Whether or not you love Nightmare Alley depends on your love of the director and his recurrent patterns. Gone are the days when he would make a parody of human hatred, monsters, and brutalists while frightening creatures more represented Earth Power and mysticism. Stanton Carlisle (Bradley Cooper) is perhaps the first of his protagonists to openly exist as a dark figure with no magic behind him. Magic is, in fact, on trial in Del Toro’s new post-Oscar era. The drifter is silent for the first ten-to-fifteen minutes of the film, burning down a house and finding his way to the carnival that will begin his adventure. Sights, sounds, and blood are cacophonous all around him and he’s drawn to an exhibit featuring a “geek” (a word used to reference a person that is desperate for drugs and alcohol and bites the heads off of chickens in exchange), run by Clem Hoatley (Willem DaFoe). Joining the carnival, he will eventually find his way into the home of Pete (David Strathaim) and Zeena (Toni Collette) and will begin to learn the art of mentalism. Falling in love with young Molly (Rooney Mara), he begins to dream of bringing the act to the big city and make a fortune.
That setup is enough to go on and the narrative weaves through years and eras, eventually landing at the feet of a scene-stealing Cate Blanchett, but it feels spread a bit thin for me. Del Toro has always been a visually impressive director, one that tied his characters to their gothic worlds by colors and patterns, and his eye for style has always leaned away from traditional Hollywood storytelling. In Nightmare Alley he’s trying his hand at a remake for the first time.

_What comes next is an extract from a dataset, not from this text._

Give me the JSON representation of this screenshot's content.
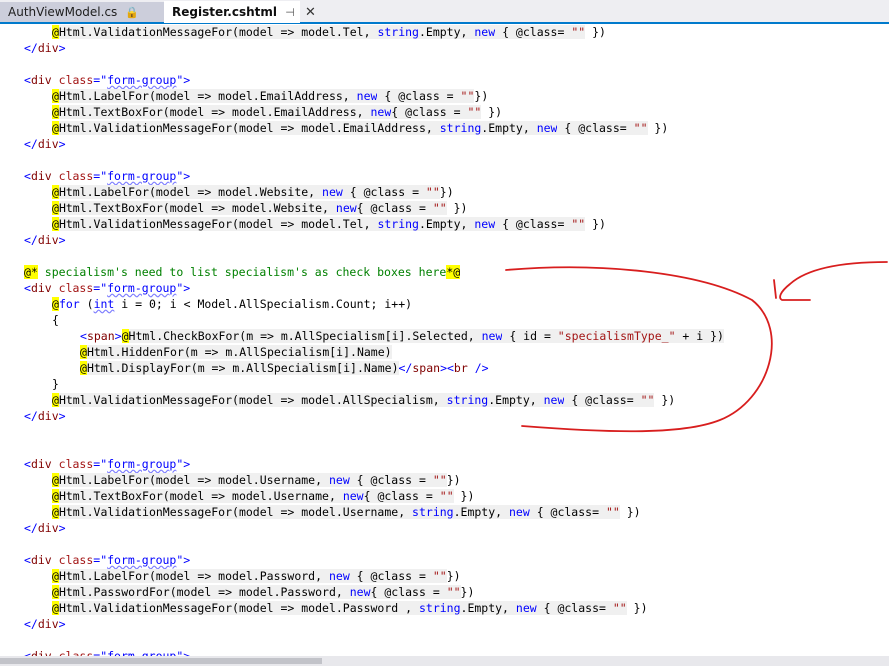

The funny thing is, the director gets so lost in recreating the tone of that black-and-white noir film with his camera that he forgets to throw in some of his traditional flairs. This is an experiment from the director, one that puts him out of his comfort zone and into the realm of a pure thriller. Sometimes it works and at others it slowly becomes less interesting. Del Toro’s work is never fully dull, but the steady hand that knew when to spike and when to lull leaned more heavily on the latter this time.
This is still a wonderful film, one that makes bold decisions with costuming (Bradley Cooper was meant to look sort of greasy on film), casting, and practical sets that pay off dividends. Nathan Johnson’s score is a showstopper, dreadful and atmospheric with its piano and string riffs bouncing around like a noir-hip-hop album.
We’re living in a post-Oscar world as Del Toro fans. His desire to constantly work on different angles and types of stories will keep me coming around. Nightmare Alley is a step down from some of his previous work, but upper-middle-tier Del Toro is still a wonderful time with a director that loves the movies more than you could imagine.
Nightmare Alley is currently in theatres.